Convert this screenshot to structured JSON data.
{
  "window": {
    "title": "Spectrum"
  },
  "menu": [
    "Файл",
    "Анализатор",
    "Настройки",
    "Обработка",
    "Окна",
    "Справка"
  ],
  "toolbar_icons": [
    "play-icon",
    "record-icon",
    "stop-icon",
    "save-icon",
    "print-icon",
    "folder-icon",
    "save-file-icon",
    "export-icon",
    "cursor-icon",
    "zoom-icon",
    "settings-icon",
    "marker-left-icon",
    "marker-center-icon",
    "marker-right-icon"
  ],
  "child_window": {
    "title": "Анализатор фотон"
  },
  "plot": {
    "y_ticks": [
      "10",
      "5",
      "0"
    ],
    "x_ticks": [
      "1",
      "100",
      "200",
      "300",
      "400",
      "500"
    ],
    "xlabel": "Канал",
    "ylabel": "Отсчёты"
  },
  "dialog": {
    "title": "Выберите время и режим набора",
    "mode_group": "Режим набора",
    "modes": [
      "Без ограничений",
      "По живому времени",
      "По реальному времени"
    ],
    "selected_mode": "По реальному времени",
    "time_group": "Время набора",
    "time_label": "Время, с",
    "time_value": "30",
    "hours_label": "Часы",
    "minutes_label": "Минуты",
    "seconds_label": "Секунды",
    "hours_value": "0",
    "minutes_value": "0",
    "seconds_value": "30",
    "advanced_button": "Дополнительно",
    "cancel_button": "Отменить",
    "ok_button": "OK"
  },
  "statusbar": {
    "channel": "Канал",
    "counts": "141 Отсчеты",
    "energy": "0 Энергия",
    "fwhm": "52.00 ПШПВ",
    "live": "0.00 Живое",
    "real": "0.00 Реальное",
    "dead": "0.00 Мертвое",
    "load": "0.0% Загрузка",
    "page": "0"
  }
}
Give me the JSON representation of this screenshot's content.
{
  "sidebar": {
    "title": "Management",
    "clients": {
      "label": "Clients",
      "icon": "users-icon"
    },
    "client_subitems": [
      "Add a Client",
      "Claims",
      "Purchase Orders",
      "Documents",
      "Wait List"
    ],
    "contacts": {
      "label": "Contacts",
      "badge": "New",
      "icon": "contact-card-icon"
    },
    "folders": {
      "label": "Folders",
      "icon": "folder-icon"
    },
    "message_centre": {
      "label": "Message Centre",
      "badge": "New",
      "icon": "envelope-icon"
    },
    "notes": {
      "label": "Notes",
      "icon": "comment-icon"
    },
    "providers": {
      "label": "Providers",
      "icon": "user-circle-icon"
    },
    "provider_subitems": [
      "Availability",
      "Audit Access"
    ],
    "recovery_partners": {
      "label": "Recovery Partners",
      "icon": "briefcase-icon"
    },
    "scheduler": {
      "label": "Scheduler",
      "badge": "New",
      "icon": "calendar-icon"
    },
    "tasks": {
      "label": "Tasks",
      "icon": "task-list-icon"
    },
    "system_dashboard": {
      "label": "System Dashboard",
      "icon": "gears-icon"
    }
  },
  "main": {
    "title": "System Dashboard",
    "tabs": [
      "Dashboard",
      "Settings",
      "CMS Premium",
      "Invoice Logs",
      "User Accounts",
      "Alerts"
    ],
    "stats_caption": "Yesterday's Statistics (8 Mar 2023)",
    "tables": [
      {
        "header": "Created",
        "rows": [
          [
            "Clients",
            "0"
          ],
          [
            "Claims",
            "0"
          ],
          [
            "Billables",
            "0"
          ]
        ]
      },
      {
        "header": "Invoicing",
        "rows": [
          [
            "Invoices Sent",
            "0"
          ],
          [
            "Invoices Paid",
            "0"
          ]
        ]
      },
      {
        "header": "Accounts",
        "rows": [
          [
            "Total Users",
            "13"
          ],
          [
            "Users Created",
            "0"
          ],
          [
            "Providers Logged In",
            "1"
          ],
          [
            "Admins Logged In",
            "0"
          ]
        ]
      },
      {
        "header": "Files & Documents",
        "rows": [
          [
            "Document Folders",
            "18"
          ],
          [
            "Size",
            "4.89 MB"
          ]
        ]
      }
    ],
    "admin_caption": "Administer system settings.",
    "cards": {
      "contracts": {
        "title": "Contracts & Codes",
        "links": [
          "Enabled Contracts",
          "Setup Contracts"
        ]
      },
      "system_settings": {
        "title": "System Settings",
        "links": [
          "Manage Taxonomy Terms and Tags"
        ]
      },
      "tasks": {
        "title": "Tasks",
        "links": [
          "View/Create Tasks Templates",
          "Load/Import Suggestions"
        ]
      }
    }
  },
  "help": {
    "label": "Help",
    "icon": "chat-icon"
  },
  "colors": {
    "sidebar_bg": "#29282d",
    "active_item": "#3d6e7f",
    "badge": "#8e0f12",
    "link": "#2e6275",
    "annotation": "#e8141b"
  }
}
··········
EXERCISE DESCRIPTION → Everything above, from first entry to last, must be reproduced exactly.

EXERCISE ANSWER →
Convert this screenshot to structured JSON data.
{
  "window": {
    "title": "Spectrum"
  },
  "menu": [
    "Файл",
    "Анализатор",
    "Настройки",
    "Обработка",
    "Окна",
    "Справка"
  ],
  "toolbar_icons": [
    "play-icon",
    "record-icon",
    "stop-icon",
    "save-icon",
    "print-icon",
    "folder-icon",
    "save-file-icon",
    "export-icon",
    "cursor-icon",
    "zoom-icon",
    "settings-icon",
    "marker-left-icon",
    "marker-center-icon",
    "marker-right-icon"
  ],
  "child_window": {
    "title": "Анализатор фотон"
  },
  "plot": {
    "y_ticks": [
      "10",
      "5",
      "0"
    ],
    "x_ticks": [
      "1",
      "100",
      "200",
      "300",
      "400",
      "500"
    ],
    "xlabel": "Канал",
    "ylabel": "Отсчёты"
  },
  "dialog": {
    "title": "Выберите время и режим набора",
    "mode_group": "Режим набора",
    "modes": [
      "Без ограничений",
      "По живому времени",
      "По реальному времени"
    ],
    "selected_mode": "По реальному времени",
    "time_group": "Время набора",
    "time_label": "Время, с",
    "time_value": "30",
    "hours_label": "Часы",
    "minutes_label": "Минуты",
    "seconds_label": "Секунды",
    "hours_value": "0",
    "minutes_value": "0",
    "seconds_value": "30",
    "advanced_button": "Дополнительно",
    "cancel_button": "Отменить",
    "ok_button": "OK"
  },
  "statusbar": {
    "channel": "Канал",
    "counts": "141 Отсчеты",
    "energy": "0 Энергия",
    "fwhm": "52.00 ПШПВ",
    "live": "0.00 Живое",
    "real": "0.00 Реальное",
    "dead": "0.00 Мертвое",
    "load": "0.0% Загрузка",
    "page": "0"
  }
}
Give me the JSON representation of this screenshot's content.
{
  "sidebar": {
    "title": "Management",
    "clients": {
      "label": "Clients",
      "icon": "users-icon"
    },
    "client_subitems": [
      "Add a Client",
      "Claims",
      "Purchase Orders",
      "Documents",
      "Wait List"
    ],
    "contacts": {
      "label": "Contacts",
      "badge": "New",
      "icon": "contact-card-icon"
    },
    "folders": {
      "label": "Folders",
      "icon": "folder-icon"
    },
    "message_centre": {
      "label": "Message Centre",
      "badge": "New",
      "icon": "envelope-icon"
    },
    "notes": {
      "label": "Notes",
      "icon": "comment-icon"
    },
    "providers": {
      "label": "Providers",
      "icon": "user-circle-icon"
    },
    "provider_subitems": [
      "Availability",
      "Audit Access"
    ],
    "recovery_partners": {
      "label": "Recovery Partners",
      "icon": "briefcase-icon"
    },
    "scheduler": {
      "label": "Scheduler",
      "badge": "New",
      "icon": "calendar-icon"
    },
    "tasks": {
      "label": "Tasks",
      "icon": "task-list-icon"
    },
    "system_dashboard": {
      "label": "System Dashboard",
      "icon": "gears-icon"
    }
  },
  "main": {
    "title": "System Dashboard",
    "tabs": [
      "Dashboard",
      "Settings",
      "CMS Premium",
      "Invoice Logs",
      "User Accounts",
      "Alerts"
    ],
    "stats_caption": "Yesterday's Statistics (8 Mar 2023)",
    "tables": [
      {
        "header": "Created",
        "rows": [
          [
            "Clients",
            "0"
          ],
          [
            "Claims",
            "0"
          ],
          [
            "Billables",
            "0"
          ]
        ]
      },
      {
        "header": "Invoicing",
        "rows": [
          [
            "Invoices Sent",
            "0"
          ],
          [
            "Invoices Paid",
            "0"
          ]
        ]
      },
      {
        "header": "Accounts",
        "rows": [
          [
            "Total Users",
            "13"
          ],
          [
            "Users Created",
            "0"
          ],
          [
            "Providers Logged In",
            "1"
          ],
          [
            "Admins Logged In",
            "0"
          ]
        ]
      },
      {
        "header": "Files & Documents",
        "rows": [
          [
            "Document Folders",
            "18"
          ],
          [
            "Size",
            "4.89 MB"
          ]
        ]
      }
    ],
    "admin_caption": "Administer system settings.",
    "cards": {
      "contracts": {
        "title": "Contracts & Codes",
        "links": [
          "Enabled Contracts",
          "Setup Contracts"
        ]
      },
      "system_settings": {
        "title": "System Settings",
        "links": [
          "Manage Taxonomy Terms and Tags"
        ]
      },
      "tasks": {
        "title": "Tasks",
        "links": [
          "View/Create Tasks Templates",
          "Load/Import Suggestions"
        ]
      }
    }
  },
  "help": {
    "label": "Help",
    "icon": "chat-icon"
  },
  "colors": {
    "sidebar_bg": "#29282d",
    "active_item": "#3d6e7f",
    "badge": "#8e0f12",
    "link": "#2e6275",
    "annotation": "#e8141b"
  }
}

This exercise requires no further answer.